Although Walter Mitty’s daydream life has much exciting action, his waking life, as recounted in the story, is routine, uneventful, and, at a deep subconscious level, unsatisfying. In his waking life, Mitty motors on a wintry day with his wife into Waterbury for the regular weekly trip to shop and for Mrs. Mitty’s visit to the beauty parlor. After dropping his wife off at the salon, Mitty drives around aimlessly for a brief time, then parks the car in a parking lot, purchases some overshoes at a shoe store, with some difficulty remembers to buy puppy biscuit, and goes to the hotel lobby where he always meets his wife. After a short time Mrs. Mitty appears, complaining to Mitty about the difficulty of finding him in the large chair where he has “hidden” himself, and then for a “minute” (actually much longer) leaves Mitty standing in front of a nearby drugstore while she goes to accomplish something she forgot. Interspersed with these events are Mitty’s five daydreams or fantasies, which not only are induced by the events of his waking life but also affect them.
(The entire section is 188 words.)
As "The Secret Life of Walter Mitty" begins, a military officer orders an airplane crew to proceed with a flight through a dangerous storm. The crewmembers are scared but are buoyed by their commander's confidence, and they express their faith in him. Suddenly, the setting switches to an ordinary highway, where Walter Mitty and his wife are driving into a city to run errands. The scene on the airplane is revealed to be one of Mitty's many fantasies.
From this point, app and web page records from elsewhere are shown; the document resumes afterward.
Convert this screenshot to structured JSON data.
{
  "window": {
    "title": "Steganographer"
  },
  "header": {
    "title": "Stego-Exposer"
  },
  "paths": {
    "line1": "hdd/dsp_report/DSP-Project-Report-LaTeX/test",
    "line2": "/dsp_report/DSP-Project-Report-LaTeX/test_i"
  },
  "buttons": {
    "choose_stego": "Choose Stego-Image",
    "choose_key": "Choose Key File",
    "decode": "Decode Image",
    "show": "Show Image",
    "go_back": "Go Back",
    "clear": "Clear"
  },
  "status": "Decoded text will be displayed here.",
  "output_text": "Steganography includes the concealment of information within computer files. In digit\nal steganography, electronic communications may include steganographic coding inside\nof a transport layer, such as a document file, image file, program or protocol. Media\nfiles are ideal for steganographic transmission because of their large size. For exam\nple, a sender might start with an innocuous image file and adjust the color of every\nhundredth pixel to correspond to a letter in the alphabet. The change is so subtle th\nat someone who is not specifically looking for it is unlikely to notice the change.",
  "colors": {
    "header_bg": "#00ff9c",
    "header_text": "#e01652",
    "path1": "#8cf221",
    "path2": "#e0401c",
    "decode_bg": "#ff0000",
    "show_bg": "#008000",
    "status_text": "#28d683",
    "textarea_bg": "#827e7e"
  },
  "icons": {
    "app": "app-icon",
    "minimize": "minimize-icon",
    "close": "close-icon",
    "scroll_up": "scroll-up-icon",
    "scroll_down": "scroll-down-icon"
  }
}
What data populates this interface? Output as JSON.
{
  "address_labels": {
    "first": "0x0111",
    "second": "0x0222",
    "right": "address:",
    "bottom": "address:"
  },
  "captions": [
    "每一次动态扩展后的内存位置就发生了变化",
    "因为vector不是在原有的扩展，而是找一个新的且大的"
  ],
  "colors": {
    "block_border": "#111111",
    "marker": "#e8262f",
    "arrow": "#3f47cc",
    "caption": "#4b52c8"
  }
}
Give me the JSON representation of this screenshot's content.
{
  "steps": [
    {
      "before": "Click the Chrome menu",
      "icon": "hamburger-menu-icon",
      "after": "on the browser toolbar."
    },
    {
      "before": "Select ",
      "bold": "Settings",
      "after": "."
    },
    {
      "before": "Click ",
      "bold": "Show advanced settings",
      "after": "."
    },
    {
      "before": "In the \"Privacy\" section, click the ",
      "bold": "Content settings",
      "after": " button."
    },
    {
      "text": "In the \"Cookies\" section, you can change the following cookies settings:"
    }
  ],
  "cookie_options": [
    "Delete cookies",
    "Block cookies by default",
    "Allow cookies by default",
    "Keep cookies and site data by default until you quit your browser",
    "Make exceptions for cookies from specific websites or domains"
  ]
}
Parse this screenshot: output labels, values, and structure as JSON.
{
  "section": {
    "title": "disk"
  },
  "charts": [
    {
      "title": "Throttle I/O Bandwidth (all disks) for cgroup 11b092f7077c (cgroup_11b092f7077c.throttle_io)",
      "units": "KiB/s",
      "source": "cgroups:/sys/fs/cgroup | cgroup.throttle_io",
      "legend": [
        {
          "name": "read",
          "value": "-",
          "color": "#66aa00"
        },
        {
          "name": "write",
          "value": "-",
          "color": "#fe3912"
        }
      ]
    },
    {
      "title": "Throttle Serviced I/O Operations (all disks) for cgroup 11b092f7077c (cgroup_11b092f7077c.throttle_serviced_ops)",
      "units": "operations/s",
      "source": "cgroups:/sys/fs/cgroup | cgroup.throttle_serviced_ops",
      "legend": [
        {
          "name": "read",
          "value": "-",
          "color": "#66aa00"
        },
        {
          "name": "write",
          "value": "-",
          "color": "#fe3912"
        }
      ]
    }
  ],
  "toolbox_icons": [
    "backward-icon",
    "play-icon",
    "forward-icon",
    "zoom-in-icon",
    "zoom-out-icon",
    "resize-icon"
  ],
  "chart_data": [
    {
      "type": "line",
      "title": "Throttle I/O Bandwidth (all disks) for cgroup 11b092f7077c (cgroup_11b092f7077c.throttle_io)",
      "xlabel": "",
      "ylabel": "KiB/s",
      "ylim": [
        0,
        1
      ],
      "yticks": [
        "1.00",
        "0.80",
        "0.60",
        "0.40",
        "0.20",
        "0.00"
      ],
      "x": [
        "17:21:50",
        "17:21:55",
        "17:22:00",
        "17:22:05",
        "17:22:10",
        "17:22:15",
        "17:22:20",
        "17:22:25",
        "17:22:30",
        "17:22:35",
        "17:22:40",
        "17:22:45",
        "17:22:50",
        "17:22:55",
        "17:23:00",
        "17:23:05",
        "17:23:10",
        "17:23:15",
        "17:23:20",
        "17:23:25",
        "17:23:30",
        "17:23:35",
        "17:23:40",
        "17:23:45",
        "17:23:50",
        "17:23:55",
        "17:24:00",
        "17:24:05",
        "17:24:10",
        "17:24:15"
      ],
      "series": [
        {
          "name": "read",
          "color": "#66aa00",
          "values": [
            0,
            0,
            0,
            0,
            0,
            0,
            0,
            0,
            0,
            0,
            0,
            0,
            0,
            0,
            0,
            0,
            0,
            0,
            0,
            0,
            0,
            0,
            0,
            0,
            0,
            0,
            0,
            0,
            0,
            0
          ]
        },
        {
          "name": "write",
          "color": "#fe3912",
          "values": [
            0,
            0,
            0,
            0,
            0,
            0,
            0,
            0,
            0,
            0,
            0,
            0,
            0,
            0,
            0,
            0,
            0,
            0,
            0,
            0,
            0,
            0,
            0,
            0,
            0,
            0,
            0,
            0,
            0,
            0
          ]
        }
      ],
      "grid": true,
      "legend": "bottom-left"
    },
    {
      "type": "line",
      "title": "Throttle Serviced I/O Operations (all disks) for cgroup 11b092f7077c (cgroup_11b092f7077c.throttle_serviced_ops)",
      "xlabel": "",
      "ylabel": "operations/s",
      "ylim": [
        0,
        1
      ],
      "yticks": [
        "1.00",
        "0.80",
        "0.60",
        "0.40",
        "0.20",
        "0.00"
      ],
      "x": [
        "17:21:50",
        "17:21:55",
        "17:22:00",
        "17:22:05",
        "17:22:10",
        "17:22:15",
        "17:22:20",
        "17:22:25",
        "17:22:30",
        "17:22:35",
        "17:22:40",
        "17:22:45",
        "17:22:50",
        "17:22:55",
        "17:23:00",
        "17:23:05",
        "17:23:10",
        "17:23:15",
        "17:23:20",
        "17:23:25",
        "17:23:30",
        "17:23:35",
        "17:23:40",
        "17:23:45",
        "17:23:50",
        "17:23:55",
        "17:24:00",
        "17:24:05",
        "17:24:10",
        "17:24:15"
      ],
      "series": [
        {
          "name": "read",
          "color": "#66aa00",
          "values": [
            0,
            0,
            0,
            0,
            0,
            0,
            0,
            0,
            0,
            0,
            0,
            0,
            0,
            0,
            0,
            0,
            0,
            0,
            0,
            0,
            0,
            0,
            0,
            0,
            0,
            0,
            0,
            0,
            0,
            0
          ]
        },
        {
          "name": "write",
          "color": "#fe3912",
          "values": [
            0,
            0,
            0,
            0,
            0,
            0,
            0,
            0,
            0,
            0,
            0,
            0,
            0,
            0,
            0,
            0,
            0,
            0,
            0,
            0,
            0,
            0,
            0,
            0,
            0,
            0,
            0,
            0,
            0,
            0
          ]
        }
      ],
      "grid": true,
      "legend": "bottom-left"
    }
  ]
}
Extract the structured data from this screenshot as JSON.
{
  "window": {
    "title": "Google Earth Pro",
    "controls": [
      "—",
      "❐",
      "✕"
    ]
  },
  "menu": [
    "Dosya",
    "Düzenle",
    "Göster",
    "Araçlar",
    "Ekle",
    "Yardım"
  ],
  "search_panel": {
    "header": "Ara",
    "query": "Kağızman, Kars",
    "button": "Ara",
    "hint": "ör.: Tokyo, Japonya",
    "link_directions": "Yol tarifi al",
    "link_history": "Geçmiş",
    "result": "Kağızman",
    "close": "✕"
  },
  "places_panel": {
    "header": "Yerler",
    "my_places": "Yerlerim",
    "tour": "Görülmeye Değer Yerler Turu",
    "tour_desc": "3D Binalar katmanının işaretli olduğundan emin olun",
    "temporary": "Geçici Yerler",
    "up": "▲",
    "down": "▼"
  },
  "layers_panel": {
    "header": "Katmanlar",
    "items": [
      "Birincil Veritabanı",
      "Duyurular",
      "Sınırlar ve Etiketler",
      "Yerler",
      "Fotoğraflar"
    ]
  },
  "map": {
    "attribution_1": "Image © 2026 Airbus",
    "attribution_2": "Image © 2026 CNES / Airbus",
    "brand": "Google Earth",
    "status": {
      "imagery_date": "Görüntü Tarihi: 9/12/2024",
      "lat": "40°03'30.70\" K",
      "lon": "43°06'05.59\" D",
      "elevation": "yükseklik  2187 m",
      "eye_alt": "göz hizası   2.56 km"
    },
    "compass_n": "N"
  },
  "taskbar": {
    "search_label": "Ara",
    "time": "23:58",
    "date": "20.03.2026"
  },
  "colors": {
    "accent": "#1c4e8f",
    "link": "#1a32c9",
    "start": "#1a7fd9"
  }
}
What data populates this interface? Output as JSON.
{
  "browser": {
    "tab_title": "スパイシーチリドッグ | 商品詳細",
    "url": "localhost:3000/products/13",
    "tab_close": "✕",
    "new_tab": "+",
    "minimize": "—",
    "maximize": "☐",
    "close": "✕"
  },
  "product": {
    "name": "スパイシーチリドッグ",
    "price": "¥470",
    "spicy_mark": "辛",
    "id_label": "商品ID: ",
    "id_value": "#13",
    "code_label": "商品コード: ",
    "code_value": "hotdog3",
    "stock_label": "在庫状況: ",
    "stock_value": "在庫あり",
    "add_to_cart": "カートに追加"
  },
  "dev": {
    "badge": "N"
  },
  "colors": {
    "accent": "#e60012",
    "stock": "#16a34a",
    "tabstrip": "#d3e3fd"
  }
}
Mitty's wife observes that he seems tense, and when he drops her off in front of a hair styling salon, she reminds him to go buy overshoes and advises him to put on his gloves. He drives away toward a parking lot and loses himself in another fantasy. In this daydream he is a brilliant doctor, called upon to perform an operation on a prominent banker. His thoughts are interrupted by the attendant at the parking lot, where Mitty is trying to enter through the exit lane. He has trouble backing out to get into the proper lane, and the attendant has to take the wheel. Mitty walks away, resentful of the attendant's skill and self-assurance.
Next, Mitty finds a shoe store and buys overshoes. He is trying to remember what else his wife wanted him to buy when he hears a newsboy shouting about a trial, which sends Mitty into another daydream. Mitty is on the witness stand in a courtroom. He identifies a gun as his own and reveals that he is a skillful marksman. His testimony causes a disturbance in the...
(The entire section is 512 words.)